*** Data Section Begins ***

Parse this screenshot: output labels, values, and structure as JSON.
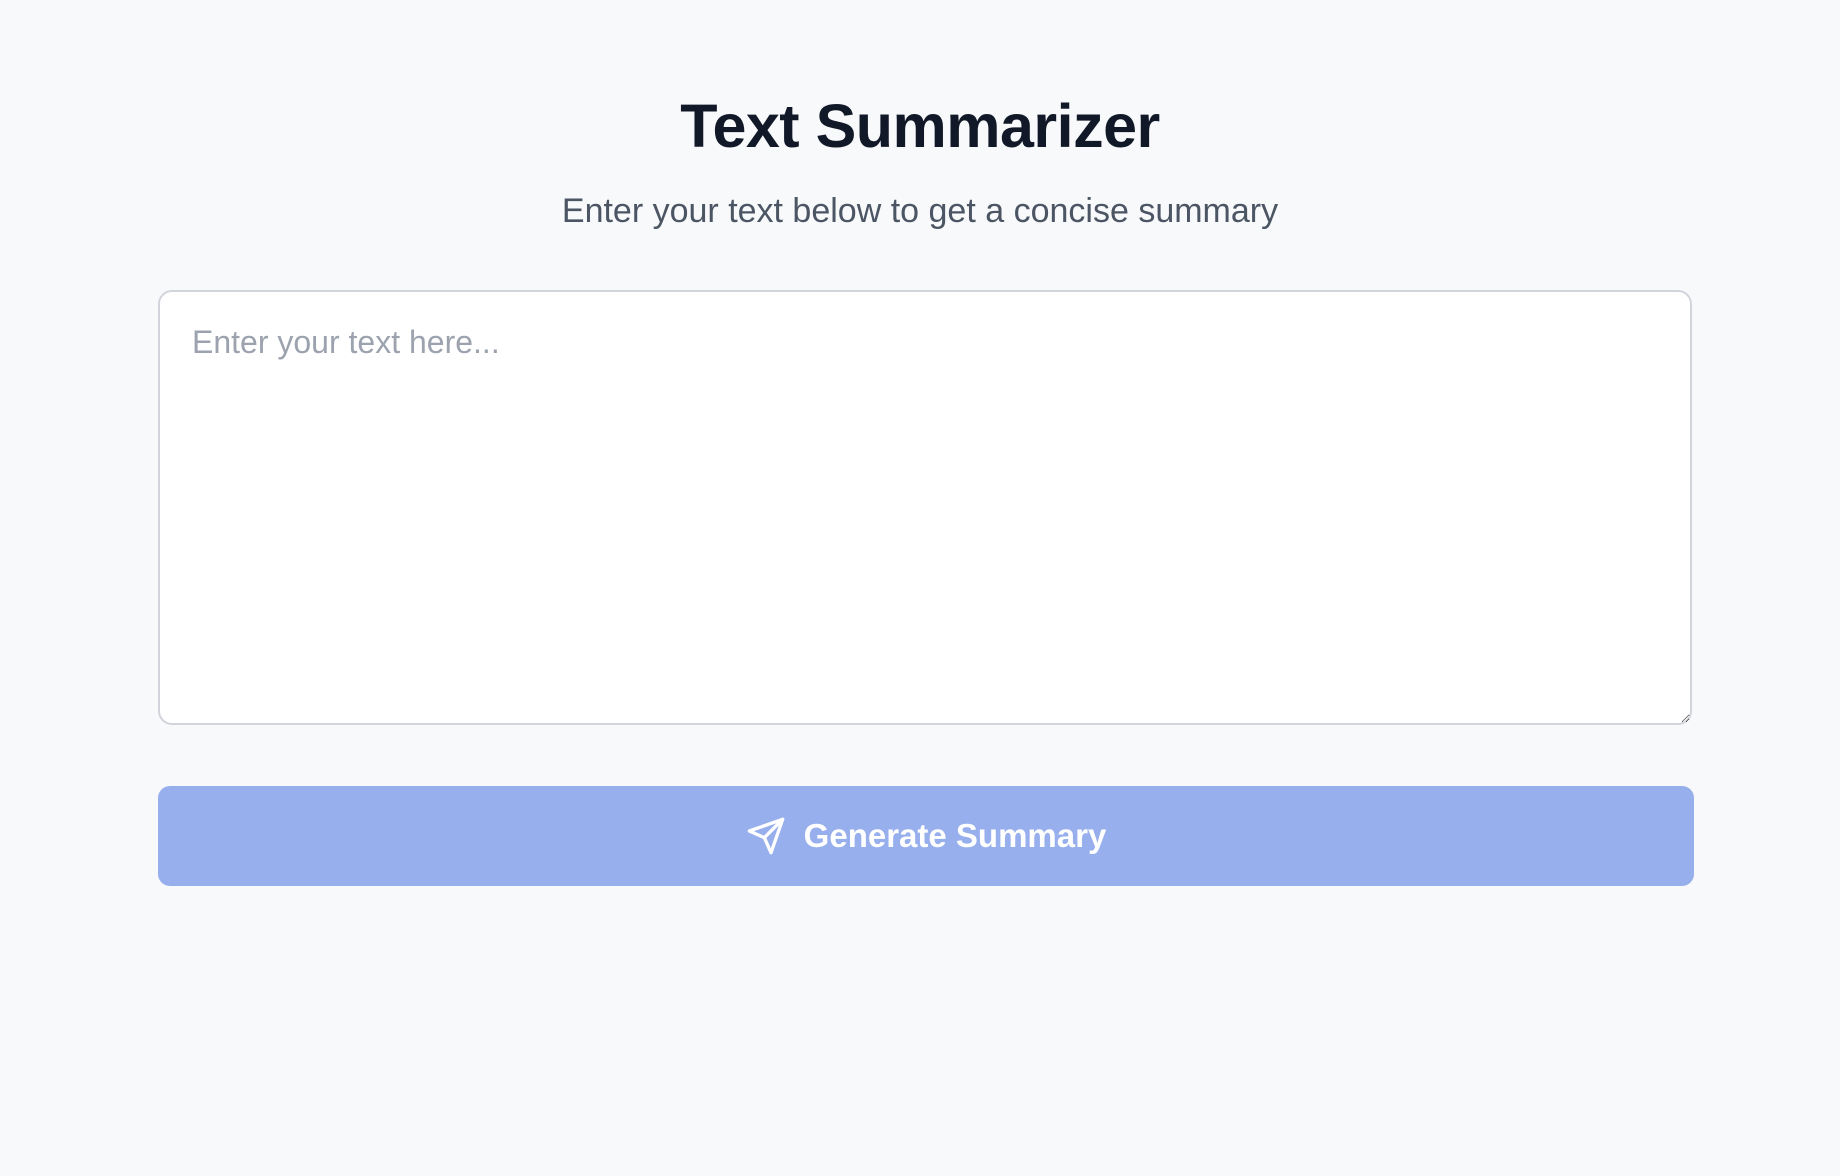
{
  "header": {
    "title": "Text Summarizer",
    "subtitle": "Enter your text below to get a concise summary"
  },
  "input": {
    "placeholder": "Enter your text here...",
    "value": ""
  },
  "button": {
    "label": "Generate Summary",
    "icon": "send-icon"
  },
  "colors": {
    "background": "#f8f9fb",
    "button": "#98afed",
    "title": "#111827",
    "subtitle": "#4b5563"
  }
}
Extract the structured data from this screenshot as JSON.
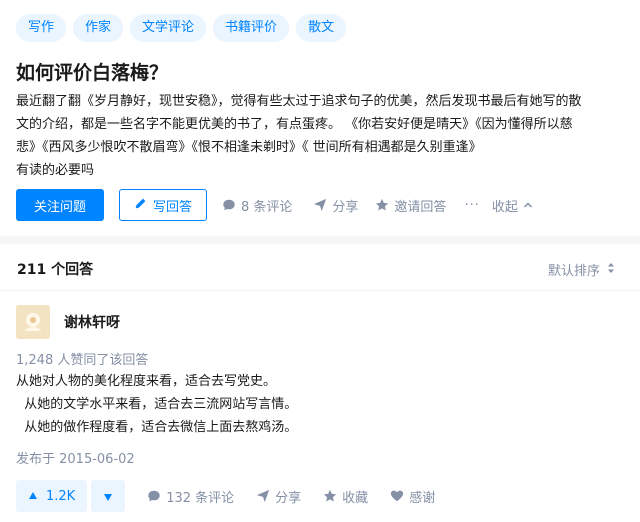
{
  "question": {
    "tags": [
      "写作",
      "作家",
      "文学评论",
      "书籍评价",
      "散文"
    ],
    "title": "如何评价白落梅？",
    "detail": [
      "最近翻了翻《岁月静好，现世安稳》，觉得有些太过于追求句子的优美，然后发现书最后有她写的散",
      "文的介绍，都是一些名字不能更优美的书了，有点蛋疼。 《你若安好便是晴天》《因为懂得所以慈",
      "悲》《西风多少恨吹不散眉弯》《恨不相逢未剃时》《 世间所有相遇都是久别重逢》",
      "有读的必要吗"
    ],
    "follow_label": "关注问题",
    "write_label": "写回答",
    "comments_label": "8 条评论",
    "share_label": "分享",
    "invite_label": "邀请回答",
    "more_label": "···",
    "collapse_label": "收起"
  },
  "answers": {
    "count_label": "211 个回答",
    "sort_label": "默认排序"
  },
  "answer": {
    "author_name": "谢林轩呀",
    "votes_text": "1,248 人赞同了该回答",
    "content": [
      "从她对人物的美化程度来看，适合去写党史。",
      "  从她的文学水平来看，适合去三流网站写言情。",
      "  从她的做作程度看，适合去微信上面去熬鸡汤。"
    ],
    "published": "发布于 2015-06-02",
    "upvote_count": "1.2K",
    "comments_label": "132 条评论",
    "share_label": "分享",
    "favorite_label": "收藏",
    "thanks_label": "感谢"
  },
  "colors": {
    "accent": "#0084ff",
    "accent_bg": "#ebf5ff",
    "meta_gray": "#8590a6",
    "page_bg": "#f6f6f6"
  },
  "icons": [
    "pencil-icon",
    "comment-icon",
    "share-icon",
    "invite-star-icon",
    "chevron-up-icon",
    "sort-icon",
    "upvote-triangle-icon",
    "downvote-triangle-icon",
    "star-icon",
    "heart-icon"
  ]
}
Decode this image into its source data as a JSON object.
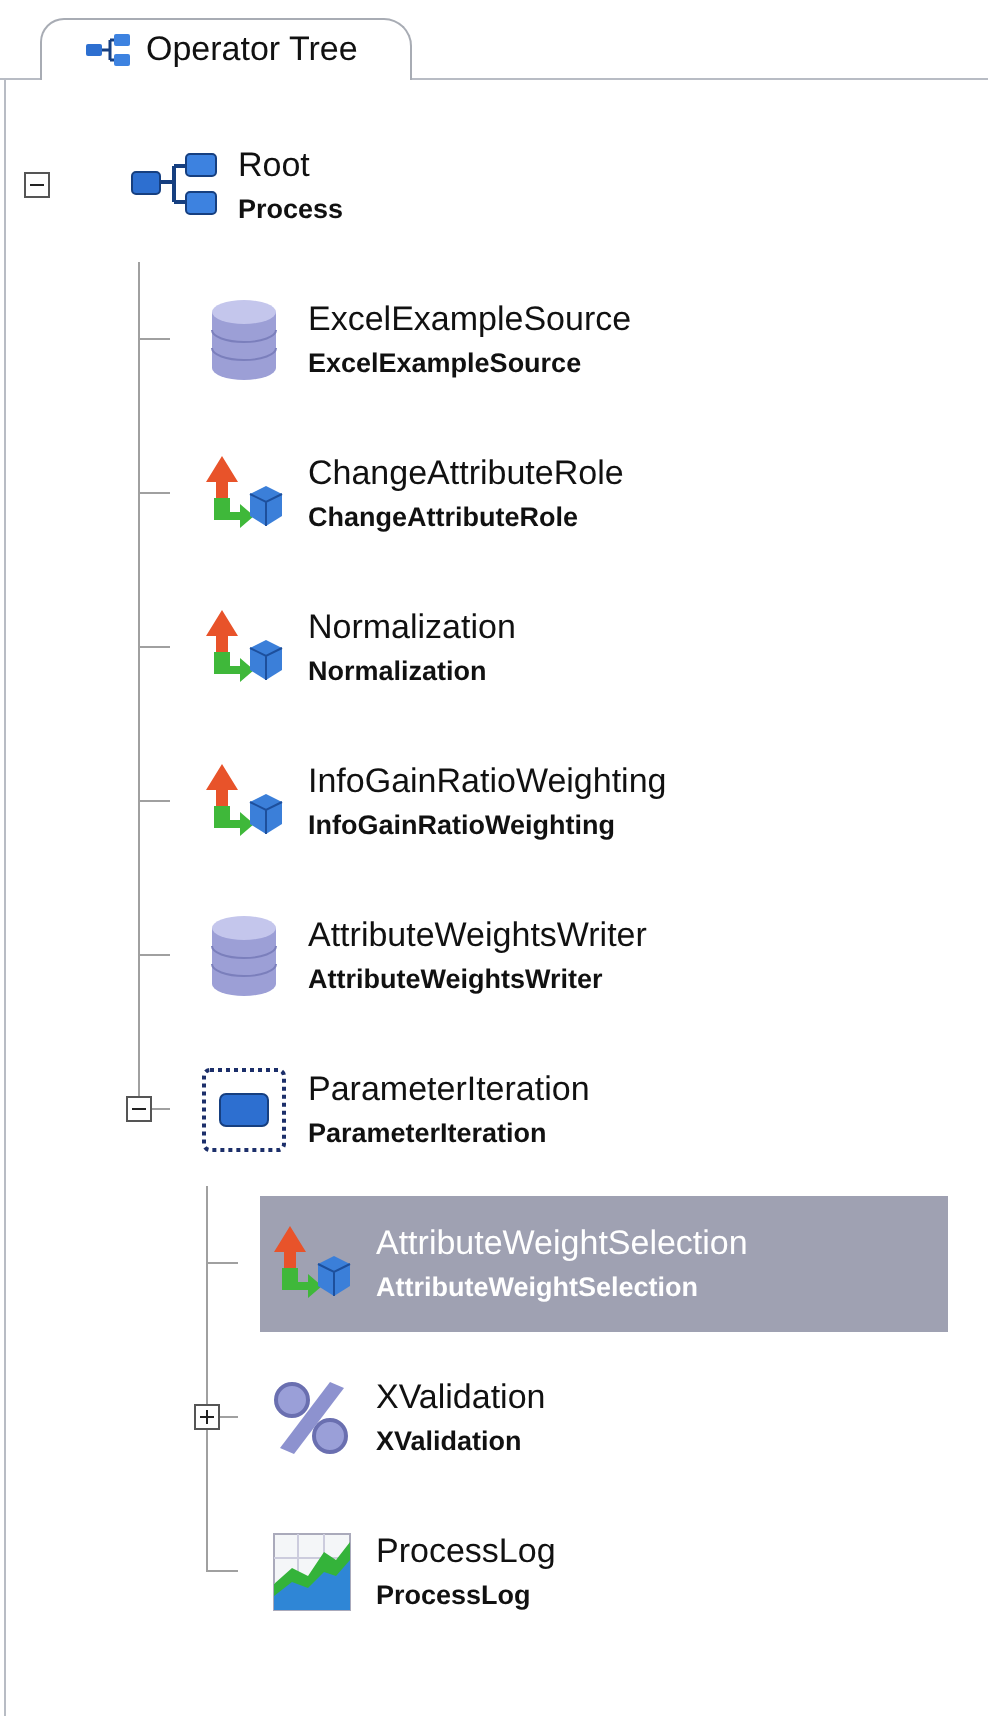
{
  "tab": {
    "label": "Operator Tree",
    "selected": true
  },
  "tree": [
    {
      "name": "Root",
      "type_label": "Process",
      "kind": "process",
      "expanded": true,
      "selected": false,
      "children": [
        {
          "name": "ExcelExampleSource",
          "type_label": "ExcelExampleSource",
          "kind": "source",
          "selected": false
        },
        {
          "name": "ChangeAttributeRole",
          "type_label": "ChangeAttributeRole",
          "kind": "transform",
          "selected": false
        },
        {
          "name": "Normalization",
          "type_label": "Normalization",
          "kind": "transform",
          "selected": false
        },
        {
          "name": "InfoGainRatioWeighting",
          "type_label": "InfoGainRatioWeighting",
          "kind": "transform",
          "selected": false
        },
        {
          "name": "AttributeWeightsWriter",
          "type_label": "AttributeWeightsWriter",
          "kind": "source",
          "selected": false
        },
        {
          "name": "ParameterIteration",
          "type_label": "ParameterIteration",
          "kind": "chain",
          "expanded": true,
          "selected": false,
          "children": [
            {
              "name": "AttributeWeightSelection",
              "type_label": "AttributeWeightSelection",
              "kind": "transform",
              "selected": true
            },
            {
              "name": "XValidation",
              "type_label": "XValidation",
              "kind": "validation",
              "expanded": false,
              "selected": false
            },
            {
              "name": "ProcessLog",
              "type_label": "ProcessLog",
              "kind": "log",
              "selected": false
            }
          ]
        }
      ]
    }
  ]
}
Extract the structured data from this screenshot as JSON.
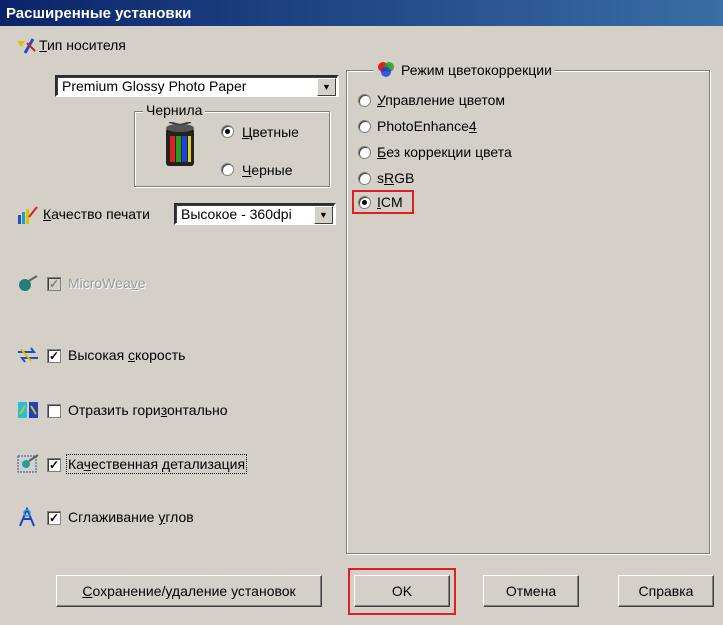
{
  "window": {
    "title": "Расширенные установки"
  },
  "media": {
    "label_prefix": "",
    "label_u": "Т",
    "label_rest": "ип носителя",
    "value": "Premium Glossy Photo Paper"
  },
  "ink": {
    "title": "Чернила",
    "color": {
      "u": "Ц",
      "rest": "ветные",
      "selected": true
    },
    "black": {
      "u": "Ч",
      "rest": "ерные",
      "selected": false
    }
  },
  "quality": {
    "label_u": "К",
    "label_rest": "ачество печати",
    "value": "Высокое - 360dpi"
  },
  "options": {
    "microweave": {
      "pre": "MicroWea",
      "u": "v",
      "post": "e",
      "checked": true,
      "enabled": false
    },
    "high_speed": {
      "pre": "Высокая ",
      "u": "с",
      "post": "корость",
      "checked": true
    },
    "flip": {
      "pre": "Отразить гори",
      "u": "з",
      "post": "онтально",
      "checked": false
    },
    "detail": {
      "pre": "Ка",
      "u": "ч",
      "post": "ественная детализация",
      "checked": true
    },
    "smoothing": {
      "pre": "Сглаживание ",
      "u": "у",
      "post": "глов",
      "checked": true
    }
  },
  "color_mode": {
    "title": "Режим цветокоррекции",
    "items": [
      {
        "pre": "",
        "u": "У",
        "post": "правление цветом",
        "selected": false
      },
      {
        "pre": "PhotoEnhance",
        "u": "4",
        "post": "",
        "selected": false
      },
      {
        "pre": "",
        "u": "Б",
        "post": "ез коррекции цвета",
        "selected": false
      },
      {
        "pre": "s",
        "u": "R",
        "post": "GB",
        "selected": false
      },
      {
        "pre": "",
        "u": "I",
        "post": "CM",
        "selected": true
      }
    ]
  },
  "buttons": {
    "save": {
      "u": "С",
      "rest": "охранение/удаление установок"
    },
    "ok": "OK",
    "cancel": "Отмена",
    "help": "Справка"
  },
  "colors": {
    "highlight": "#e02020",
    "title_start": "#0a246a",
    "title_end": "#3a6ea5"
  }
}
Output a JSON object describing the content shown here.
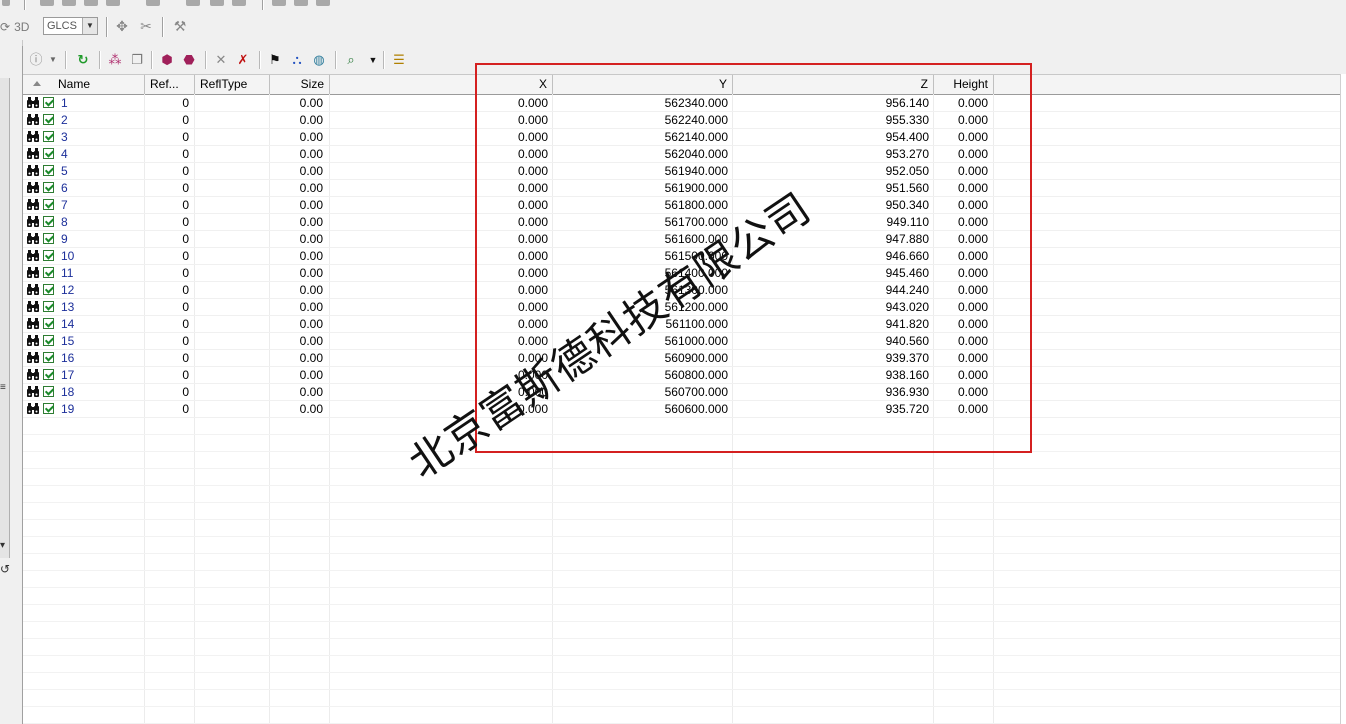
{
  "toolbar_top": {
    "label_3d": "3D",
    "coord_system": "GLCS"
  },
  "columns": [
    {
      "key": "name",
      "label": "Name"
    },
    {
      "key": "ref",
      "label": "Ref..."
    },
    {
      "key": "refltype",
      "label": "ReflType"
    },
    {
      "key": "size",
      "label": "Size"
    },
    {
      "key": "x",
      "label": "X"
    },
    {
      "key": "y",
      "label": "Y"
    },
    {
      "key": "z",
      "label": "Z"
    },
    {
      "key": "height",
      "label": "Height"
    }
  ],
  "rows": [
    {
      "name": "1",
      "ref": "0",
      "refltype": "",
      "size": "0.00",
      "x": "0.000",
      "y": "562340.000",
      "z": "956.140",
      "height": "0.000"
    },
    {
      "name": "2",
      "ref": "0",
      "refltype": "",
      "size": "0.00",
      "x": "0.000",
      "y": "562240.000",
      "z": "955.330",
      "height": "0.000"
    },
    {
      "name": "3",
      "ref": "0",
      "refltype": "",
      "size": "0.00",
      "x": "0.000",
      "y": "562140.000",
      "z": "954.400",
      "height": "0.000"
    },
    {
      "name": "4",
      "ref": "0",
      "refltype": "",
      "size": "0.00",
      "x": "0.000",
      "y": "562040.000",
      "z": "953.270",
      "height": "0.000"
    },
    {
      "name": "5",
      "ref": "0",
      "refltype": "",
      "size": "0.00",
      "x": "0.000",
      "y": "561940.000",
      "z": "952.050",
      "height": "0.000"
    },
    {
      "name": "6",
      "ref": "0",
      "refltype": "",
      "size": "0.00",
      "x": "0.000",
      "y": "561900.000",
      "z": "951.560",
      "height": "0.000"
    },
    {
      "name": "7",
      "ref": "0",
      "refltype": "",
      "size": "0.00",
      "x": "0.000",
      "y": "561800.000",
      "z": "950.340",
      "height": "0.000"
    },
    {
      "name": "8",
      "ref": "0",
      "refltype": "",
      "size": "0.00",
      "x": "0.000",
      "y": "561700.000",
      "z": "949.110",
      "height": "0.000"
    },
    {
      "name": "9",
      "ref": "0",
      "refltype": "",
      "size": "0.00",
      "x": "0.000",
      "y": "561600.000",
      "z": "947.880",
      "height": "0.000"
    },
    {
      "name": "10",
      "ref": "0",
      "refltype": "",
      "size": "0.00",
      "x": "0.000",
      "y": "561500.000",
      "z": "946.660",
      "height": "0.000"
    },
    {
      "name": "11",
      "ref": "0",
      "refltype": "",
      "size": "0.00",
      "x": "0.000",
      "y": "561400.000",
      "z": "945.460",
      "height": "0.000"
    },
    {
      "name": "12",
      "ref": "0",
      "refltype": "",
      "size": "0.00",
      "x": "0.000",
      "y": "561300.000",
      "z": "944.240",
      "height": "0.000"
    },
    {
      "name": "13",
      "ref": "0",
      "refltype": "",
      "size": "0.00",
      "x": "0.000",
      "y": "561200.000",
      "z": "943.020",
      "height": "0.000"
    },
    {
      "name": "14",
      "ref": "0",
      "refltype": "",
      "size": "0.00",
      "x": "0.000",
      "y": "561100.000",
      "z": "941.820",
      "height": "0.000"
    },
    {
      "name": "15",
      "ref": "0",
      "refltype": "",
      "size": "0.00",
      "x": "0.000",
      "y": "561000.000",
      "z": "940.560",
      "height": "0.000"
    },
    {
      "name": "16",
      "ref": "0",
      "refltype": "",
      "size": "0.00",
      "x": "0.000",
      "y": "560900.000",
      "z": "939.370",
      "height": "0.000"
    },
    {
      "name": "17",
      "ref": "0",
      "refltype": "",
      "size": "0.00",
      "x": "0.000",
      "y": "560800.000",
      "z": "938.160",
      "height": "0.000"
    },
    {
      "name": "18",
      "ref": "0",
      "refltype": "",
      "size": "0.00",
      "x": "0.000",
      "y": "560700.000",
      "z": "936.930",
      "height": "0.000"
    },
    {
      "name": "19",
      "ref": "0",
      "refltype": "",
      "size": "0.00",
      "x": "0.000",
      "y": "560600.000",
      "z": "935.720",
      "height": "0.000"
    }
  ],
  "watermark": "北京富斯德科技有限公司",
  "colors": {
    "highlight_box": "#d42020",
    "name_text": "#1c2f9a",
    "checkbox": "#1b8a2a"
  }
}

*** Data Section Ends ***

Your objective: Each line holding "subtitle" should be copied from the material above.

Solution:
    "subtitle": "Enter your text below to get a concise summary"
    "subtitle": "#4b5563"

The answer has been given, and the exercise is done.